Exercise: In how many lines of these records does the word "double" appear? Give the number by itself.

Dataset entries:
++++++++++++++++++++

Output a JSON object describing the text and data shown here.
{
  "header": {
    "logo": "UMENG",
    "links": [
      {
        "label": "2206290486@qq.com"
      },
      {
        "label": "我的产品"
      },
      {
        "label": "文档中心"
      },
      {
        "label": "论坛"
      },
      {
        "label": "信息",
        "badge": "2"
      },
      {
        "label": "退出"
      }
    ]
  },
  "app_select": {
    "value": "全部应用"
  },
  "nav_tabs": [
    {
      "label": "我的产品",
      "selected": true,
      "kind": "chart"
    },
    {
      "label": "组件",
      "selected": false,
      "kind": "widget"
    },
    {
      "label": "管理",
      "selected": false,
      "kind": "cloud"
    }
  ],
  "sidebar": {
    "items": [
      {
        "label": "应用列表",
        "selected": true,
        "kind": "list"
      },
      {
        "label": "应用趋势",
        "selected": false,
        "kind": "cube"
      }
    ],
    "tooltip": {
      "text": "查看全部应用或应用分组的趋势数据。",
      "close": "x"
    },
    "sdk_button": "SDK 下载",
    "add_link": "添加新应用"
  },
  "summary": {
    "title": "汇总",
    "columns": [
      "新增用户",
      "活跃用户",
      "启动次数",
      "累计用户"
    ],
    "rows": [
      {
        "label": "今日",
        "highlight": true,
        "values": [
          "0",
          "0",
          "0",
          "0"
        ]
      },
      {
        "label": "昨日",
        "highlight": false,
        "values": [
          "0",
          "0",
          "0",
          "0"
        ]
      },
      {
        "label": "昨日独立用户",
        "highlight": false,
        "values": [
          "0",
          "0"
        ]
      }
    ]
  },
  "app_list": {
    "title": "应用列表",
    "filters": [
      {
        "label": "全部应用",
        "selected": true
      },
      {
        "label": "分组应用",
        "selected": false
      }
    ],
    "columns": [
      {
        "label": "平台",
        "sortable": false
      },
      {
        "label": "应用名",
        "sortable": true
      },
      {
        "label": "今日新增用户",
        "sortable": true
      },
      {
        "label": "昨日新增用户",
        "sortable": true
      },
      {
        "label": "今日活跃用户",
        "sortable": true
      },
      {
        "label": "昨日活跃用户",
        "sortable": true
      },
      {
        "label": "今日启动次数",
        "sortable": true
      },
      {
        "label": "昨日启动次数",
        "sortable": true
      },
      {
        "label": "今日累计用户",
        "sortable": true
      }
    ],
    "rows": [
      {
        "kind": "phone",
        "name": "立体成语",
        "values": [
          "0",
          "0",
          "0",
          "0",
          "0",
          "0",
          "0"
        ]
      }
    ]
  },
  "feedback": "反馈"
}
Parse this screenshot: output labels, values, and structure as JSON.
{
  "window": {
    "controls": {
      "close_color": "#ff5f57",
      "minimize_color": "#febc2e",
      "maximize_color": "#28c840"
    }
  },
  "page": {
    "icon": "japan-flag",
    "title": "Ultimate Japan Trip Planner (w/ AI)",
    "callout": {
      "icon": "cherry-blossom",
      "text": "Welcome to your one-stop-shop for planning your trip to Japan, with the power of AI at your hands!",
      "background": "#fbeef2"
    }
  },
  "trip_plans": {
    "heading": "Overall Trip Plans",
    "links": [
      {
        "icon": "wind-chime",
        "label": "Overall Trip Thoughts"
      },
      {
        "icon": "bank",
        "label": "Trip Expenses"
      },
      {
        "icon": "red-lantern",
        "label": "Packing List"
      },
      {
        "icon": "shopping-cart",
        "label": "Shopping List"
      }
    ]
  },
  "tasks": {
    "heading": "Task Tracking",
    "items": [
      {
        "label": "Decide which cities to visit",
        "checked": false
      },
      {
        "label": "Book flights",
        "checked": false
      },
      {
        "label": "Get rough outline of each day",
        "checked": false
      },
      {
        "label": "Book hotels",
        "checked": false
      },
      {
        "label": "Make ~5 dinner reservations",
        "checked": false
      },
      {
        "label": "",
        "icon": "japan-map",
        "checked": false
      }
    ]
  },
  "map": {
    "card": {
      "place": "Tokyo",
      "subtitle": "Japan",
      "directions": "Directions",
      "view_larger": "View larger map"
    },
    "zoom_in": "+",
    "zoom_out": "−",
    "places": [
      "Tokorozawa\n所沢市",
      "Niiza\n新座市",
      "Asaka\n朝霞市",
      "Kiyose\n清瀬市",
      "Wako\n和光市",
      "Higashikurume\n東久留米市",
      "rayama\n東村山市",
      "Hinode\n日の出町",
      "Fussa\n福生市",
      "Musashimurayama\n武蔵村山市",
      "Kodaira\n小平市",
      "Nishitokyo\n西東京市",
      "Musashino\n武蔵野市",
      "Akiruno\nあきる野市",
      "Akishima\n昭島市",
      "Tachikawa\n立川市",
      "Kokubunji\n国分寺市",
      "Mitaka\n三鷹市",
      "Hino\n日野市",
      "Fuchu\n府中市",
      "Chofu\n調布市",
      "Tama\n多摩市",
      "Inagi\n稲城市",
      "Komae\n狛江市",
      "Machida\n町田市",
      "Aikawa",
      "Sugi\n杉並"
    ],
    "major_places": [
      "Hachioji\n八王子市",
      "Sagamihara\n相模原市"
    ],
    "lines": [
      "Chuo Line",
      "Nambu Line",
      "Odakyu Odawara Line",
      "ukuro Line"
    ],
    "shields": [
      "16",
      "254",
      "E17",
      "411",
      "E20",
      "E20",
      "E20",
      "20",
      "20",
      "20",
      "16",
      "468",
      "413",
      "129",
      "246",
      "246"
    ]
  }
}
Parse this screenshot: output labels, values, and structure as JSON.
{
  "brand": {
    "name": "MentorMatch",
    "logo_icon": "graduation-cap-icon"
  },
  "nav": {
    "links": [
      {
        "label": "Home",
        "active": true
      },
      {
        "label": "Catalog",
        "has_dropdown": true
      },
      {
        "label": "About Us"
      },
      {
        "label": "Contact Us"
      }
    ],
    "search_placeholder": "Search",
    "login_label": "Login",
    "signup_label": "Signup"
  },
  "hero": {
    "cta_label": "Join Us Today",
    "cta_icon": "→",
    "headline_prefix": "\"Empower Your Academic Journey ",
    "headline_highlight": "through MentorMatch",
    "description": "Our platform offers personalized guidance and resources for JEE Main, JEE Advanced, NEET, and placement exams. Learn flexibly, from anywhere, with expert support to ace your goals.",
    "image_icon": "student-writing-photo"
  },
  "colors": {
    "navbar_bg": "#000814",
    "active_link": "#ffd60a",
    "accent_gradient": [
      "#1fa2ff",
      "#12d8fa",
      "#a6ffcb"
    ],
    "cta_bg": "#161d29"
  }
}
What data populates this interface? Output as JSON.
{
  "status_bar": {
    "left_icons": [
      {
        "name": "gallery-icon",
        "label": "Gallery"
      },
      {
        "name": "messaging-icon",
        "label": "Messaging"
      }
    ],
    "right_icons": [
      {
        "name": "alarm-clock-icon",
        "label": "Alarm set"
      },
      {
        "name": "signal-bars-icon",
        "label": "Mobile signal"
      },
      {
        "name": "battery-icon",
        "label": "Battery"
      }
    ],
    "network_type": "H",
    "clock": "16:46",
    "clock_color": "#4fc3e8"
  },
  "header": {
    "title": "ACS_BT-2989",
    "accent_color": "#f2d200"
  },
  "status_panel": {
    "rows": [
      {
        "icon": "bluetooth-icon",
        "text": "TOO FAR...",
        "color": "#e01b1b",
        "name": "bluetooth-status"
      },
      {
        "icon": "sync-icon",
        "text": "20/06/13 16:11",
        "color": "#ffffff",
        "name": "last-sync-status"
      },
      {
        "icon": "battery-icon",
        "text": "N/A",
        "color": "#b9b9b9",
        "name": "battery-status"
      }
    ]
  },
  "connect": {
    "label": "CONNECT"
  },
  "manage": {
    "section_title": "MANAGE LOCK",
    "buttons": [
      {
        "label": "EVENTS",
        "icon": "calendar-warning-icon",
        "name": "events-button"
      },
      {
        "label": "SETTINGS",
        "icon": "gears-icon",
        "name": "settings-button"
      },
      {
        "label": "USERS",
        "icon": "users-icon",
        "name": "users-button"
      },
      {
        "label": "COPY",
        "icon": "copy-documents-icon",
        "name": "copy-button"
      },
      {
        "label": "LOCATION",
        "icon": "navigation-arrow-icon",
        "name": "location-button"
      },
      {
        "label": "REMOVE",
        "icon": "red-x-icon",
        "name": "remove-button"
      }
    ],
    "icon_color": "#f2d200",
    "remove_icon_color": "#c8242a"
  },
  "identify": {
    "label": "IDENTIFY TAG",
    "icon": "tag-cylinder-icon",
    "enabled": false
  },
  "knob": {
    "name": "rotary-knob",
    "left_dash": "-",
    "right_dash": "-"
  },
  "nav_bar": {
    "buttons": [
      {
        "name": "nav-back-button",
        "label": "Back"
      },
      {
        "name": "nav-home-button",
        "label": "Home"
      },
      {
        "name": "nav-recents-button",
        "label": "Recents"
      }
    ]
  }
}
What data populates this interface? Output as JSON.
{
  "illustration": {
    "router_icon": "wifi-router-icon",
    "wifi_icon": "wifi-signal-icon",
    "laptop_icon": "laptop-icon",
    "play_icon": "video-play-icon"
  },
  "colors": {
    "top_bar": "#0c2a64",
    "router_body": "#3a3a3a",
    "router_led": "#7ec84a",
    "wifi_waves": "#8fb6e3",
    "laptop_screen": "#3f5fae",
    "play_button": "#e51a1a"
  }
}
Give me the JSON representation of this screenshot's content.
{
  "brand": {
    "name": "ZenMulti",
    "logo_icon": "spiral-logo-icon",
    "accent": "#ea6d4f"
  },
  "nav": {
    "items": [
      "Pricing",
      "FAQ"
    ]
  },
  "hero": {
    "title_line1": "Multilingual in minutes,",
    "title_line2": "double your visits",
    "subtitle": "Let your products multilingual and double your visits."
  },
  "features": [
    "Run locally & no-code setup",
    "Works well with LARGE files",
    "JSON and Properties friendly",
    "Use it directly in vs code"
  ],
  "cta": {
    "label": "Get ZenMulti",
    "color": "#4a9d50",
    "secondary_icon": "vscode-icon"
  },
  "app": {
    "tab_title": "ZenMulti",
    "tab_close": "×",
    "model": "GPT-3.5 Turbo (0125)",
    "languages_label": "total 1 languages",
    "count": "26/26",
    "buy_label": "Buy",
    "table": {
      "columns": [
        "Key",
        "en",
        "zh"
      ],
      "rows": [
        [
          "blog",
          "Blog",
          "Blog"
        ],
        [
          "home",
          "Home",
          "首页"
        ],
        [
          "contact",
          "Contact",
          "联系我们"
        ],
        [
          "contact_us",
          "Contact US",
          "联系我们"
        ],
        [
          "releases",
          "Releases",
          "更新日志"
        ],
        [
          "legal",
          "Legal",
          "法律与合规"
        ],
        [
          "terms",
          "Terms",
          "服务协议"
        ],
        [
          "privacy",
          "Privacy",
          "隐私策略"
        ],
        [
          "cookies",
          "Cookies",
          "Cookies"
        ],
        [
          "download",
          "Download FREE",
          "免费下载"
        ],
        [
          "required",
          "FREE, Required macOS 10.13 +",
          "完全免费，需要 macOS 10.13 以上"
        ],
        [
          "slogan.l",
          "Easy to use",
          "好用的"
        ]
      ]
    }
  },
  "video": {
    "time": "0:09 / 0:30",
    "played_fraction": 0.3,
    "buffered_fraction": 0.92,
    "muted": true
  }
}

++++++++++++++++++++

Answer space: 2